Setting aside the economic motivation a barber might have for always saying you need a haircut, a barber, even if honest, is more likely to notice imperfections in your coif that others will miss just because of his or her training. In other words, no one other than the barber will notice that you could use a haircut.
And that’s why it can be beneficial to add new members to your team as you evaluate changes like a website update, brand refresh, or even changes to a marketing campaign.
Certainly, you should be examining the data you are gathering through your analytics program, and let that information guide you. But you should also be looking at your marketing with a fresh perspective. The questions you should be asking are:
- Is there a different approach?
- How would I do this if I couldn’t do it this way?
- How would _______ do this? (Fill in the blank with someone from a completely different industry.)
Notice that we’re looking for alternative ways to achieve the same goals. We’re not immediately asking, “Is there a better way?” That hinders the process. We can evaluate later whether an approach you hand’t previously considered offered enough advantages – or even the possibility of advantages – to justify the expense of change.
If you adopt a more abstract approach like this, you’ll ask different questions, arrive at different answers, and increase the probability of making larger-than-incremental improvements in your marketing.

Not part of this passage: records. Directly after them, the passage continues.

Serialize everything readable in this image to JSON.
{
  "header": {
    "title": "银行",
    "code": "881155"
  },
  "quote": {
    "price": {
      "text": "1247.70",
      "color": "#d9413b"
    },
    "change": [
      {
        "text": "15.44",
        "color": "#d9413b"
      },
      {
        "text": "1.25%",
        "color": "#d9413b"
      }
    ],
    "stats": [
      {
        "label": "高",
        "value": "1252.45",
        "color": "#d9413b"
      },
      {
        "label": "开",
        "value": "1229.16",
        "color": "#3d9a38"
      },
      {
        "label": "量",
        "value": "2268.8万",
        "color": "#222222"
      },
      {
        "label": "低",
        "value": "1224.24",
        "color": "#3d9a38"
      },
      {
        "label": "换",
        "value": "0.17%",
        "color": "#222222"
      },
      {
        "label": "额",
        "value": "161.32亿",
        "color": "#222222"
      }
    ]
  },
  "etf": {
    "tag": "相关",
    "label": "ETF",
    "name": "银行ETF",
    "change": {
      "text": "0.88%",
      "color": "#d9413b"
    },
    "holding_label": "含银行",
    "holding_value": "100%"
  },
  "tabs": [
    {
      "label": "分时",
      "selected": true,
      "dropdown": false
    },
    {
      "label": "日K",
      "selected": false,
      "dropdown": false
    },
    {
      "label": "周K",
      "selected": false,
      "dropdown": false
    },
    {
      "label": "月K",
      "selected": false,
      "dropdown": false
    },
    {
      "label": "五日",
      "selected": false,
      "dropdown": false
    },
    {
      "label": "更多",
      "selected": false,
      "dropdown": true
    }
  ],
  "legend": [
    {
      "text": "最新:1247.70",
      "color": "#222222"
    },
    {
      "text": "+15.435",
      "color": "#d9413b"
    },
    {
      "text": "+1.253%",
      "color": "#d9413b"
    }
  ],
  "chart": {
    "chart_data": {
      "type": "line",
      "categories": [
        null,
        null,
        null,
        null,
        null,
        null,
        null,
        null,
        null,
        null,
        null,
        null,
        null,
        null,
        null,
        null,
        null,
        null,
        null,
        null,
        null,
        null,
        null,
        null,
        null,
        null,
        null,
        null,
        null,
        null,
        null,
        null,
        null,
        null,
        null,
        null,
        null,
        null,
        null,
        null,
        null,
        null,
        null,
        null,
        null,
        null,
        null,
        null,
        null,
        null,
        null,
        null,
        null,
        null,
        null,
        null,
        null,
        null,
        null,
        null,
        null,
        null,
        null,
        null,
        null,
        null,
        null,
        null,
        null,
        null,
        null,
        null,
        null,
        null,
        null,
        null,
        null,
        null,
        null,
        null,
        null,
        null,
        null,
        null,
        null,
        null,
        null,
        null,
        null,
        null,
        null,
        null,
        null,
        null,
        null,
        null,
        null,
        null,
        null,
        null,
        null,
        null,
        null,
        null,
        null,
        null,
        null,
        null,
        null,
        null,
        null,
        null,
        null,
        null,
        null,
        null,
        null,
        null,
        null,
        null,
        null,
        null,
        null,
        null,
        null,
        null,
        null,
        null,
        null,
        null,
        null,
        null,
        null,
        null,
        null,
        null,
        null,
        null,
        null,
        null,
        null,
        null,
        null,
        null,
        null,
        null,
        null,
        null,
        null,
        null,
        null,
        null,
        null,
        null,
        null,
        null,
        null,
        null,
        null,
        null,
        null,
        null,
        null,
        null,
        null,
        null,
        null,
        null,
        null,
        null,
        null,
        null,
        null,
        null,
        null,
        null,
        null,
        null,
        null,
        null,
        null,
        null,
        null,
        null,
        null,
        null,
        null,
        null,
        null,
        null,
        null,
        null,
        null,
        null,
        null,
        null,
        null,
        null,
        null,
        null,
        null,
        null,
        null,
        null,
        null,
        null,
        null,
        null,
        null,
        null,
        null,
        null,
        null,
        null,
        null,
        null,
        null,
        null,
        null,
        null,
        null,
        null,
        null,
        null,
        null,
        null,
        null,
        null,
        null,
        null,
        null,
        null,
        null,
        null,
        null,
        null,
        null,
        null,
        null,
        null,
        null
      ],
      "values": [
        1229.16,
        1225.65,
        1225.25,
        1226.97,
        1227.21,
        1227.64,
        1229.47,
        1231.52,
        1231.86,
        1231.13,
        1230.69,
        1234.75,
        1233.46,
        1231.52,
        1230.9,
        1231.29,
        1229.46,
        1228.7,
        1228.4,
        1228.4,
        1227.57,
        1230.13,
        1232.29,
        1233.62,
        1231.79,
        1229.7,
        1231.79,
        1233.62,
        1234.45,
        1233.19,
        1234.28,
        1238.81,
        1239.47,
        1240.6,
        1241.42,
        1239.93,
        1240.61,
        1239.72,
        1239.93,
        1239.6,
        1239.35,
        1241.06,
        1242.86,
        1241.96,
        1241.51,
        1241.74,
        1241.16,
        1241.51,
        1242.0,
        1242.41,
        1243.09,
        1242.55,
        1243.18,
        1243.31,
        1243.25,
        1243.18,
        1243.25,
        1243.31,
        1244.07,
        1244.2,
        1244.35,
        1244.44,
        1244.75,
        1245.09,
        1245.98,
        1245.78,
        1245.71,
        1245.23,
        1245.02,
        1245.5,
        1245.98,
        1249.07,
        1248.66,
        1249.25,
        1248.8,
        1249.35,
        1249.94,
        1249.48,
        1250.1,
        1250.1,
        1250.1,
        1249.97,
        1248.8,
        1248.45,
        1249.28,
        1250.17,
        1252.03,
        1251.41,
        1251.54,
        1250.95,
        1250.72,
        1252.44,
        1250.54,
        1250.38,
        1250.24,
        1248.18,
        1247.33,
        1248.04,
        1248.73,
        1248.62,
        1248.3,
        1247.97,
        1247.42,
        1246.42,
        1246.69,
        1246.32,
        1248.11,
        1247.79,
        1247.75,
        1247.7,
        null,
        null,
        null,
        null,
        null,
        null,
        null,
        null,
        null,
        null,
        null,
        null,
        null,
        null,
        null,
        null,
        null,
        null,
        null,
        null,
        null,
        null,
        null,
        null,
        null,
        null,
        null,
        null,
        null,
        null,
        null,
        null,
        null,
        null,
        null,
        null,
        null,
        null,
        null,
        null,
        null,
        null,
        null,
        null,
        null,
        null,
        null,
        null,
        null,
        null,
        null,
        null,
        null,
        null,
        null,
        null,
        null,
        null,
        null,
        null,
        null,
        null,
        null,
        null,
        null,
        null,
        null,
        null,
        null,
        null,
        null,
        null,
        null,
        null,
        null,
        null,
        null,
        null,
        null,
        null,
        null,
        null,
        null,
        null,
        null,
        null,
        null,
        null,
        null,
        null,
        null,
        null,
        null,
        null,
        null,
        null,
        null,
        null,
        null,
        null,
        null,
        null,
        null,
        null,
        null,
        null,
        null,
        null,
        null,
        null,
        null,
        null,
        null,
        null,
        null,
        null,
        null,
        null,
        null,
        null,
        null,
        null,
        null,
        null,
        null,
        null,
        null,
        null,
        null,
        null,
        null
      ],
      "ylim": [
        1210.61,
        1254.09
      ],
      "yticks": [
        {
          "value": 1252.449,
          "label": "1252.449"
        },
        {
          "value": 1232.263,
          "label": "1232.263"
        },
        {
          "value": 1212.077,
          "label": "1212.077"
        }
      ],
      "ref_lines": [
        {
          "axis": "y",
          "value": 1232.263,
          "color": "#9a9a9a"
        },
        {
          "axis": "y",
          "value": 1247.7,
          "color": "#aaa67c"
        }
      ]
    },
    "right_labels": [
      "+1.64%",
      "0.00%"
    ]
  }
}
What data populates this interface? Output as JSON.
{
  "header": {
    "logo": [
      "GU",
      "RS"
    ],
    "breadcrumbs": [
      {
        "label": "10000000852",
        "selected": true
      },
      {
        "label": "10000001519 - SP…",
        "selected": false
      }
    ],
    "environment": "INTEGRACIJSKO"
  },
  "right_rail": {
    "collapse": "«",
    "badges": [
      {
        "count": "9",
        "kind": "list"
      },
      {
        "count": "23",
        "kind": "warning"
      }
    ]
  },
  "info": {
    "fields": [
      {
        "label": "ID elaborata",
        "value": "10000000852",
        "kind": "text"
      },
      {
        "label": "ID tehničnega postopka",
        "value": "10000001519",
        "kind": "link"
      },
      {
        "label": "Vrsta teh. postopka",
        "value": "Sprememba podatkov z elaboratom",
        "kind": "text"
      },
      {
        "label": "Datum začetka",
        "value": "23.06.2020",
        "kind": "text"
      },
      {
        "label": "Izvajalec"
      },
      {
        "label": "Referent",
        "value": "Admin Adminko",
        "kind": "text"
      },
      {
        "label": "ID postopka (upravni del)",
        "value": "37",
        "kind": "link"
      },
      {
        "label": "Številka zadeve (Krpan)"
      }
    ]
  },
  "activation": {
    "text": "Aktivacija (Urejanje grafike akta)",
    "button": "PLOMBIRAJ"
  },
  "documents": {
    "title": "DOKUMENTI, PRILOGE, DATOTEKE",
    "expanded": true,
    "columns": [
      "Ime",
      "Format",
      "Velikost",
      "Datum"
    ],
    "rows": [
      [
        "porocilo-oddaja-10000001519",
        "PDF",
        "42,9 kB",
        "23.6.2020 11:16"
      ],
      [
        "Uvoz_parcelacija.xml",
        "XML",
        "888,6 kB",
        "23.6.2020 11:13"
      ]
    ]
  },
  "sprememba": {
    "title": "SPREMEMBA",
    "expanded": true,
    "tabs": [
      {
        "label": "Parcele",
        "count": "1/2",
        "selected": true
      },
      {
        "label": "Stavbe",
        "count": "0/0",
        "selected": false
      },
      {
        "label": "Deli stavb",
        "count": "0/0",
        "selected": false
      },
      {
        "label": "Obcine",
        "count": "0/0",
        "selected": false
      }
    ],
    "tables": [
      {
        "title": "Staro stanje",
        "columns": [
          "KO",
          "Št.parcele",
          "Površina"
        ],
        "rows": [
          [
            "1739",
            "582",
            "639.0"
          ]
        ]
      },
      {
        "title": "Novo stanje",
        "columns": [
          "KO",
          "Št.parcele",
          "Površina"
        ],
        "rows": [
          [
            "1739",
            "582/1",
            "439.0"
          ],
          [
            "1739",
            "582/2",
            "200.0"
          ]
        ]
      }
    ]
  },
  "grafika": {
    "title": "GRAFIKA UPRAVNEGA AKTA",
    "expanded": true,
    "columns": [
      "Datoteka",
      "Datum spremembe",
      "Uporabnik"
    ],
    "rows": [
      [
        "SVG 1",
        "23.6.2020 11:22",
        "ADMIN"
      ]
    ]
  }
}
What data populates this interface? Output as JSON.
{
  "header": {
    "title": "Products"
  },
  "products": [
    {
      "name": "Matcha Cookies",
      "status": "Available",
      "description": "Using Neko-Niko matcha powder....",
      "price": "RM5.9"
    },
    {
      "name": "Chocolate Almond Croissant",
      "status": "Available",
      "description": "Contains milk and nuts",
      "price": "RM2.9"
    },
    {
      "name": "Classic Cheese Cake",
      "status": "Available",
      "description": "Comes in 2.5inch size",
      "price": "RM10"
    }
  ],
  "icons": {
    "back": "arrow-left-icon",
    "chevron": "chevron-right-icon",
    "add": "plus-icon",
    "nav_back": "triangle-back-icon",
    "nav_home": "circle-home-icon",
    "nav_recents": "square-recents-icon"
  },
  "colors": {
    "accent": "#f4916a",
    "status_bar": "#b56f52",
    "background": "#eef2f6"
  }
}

Get more valuable worksheets and insights like these delivered to you.
Sign up and we’ll send you great info once a month.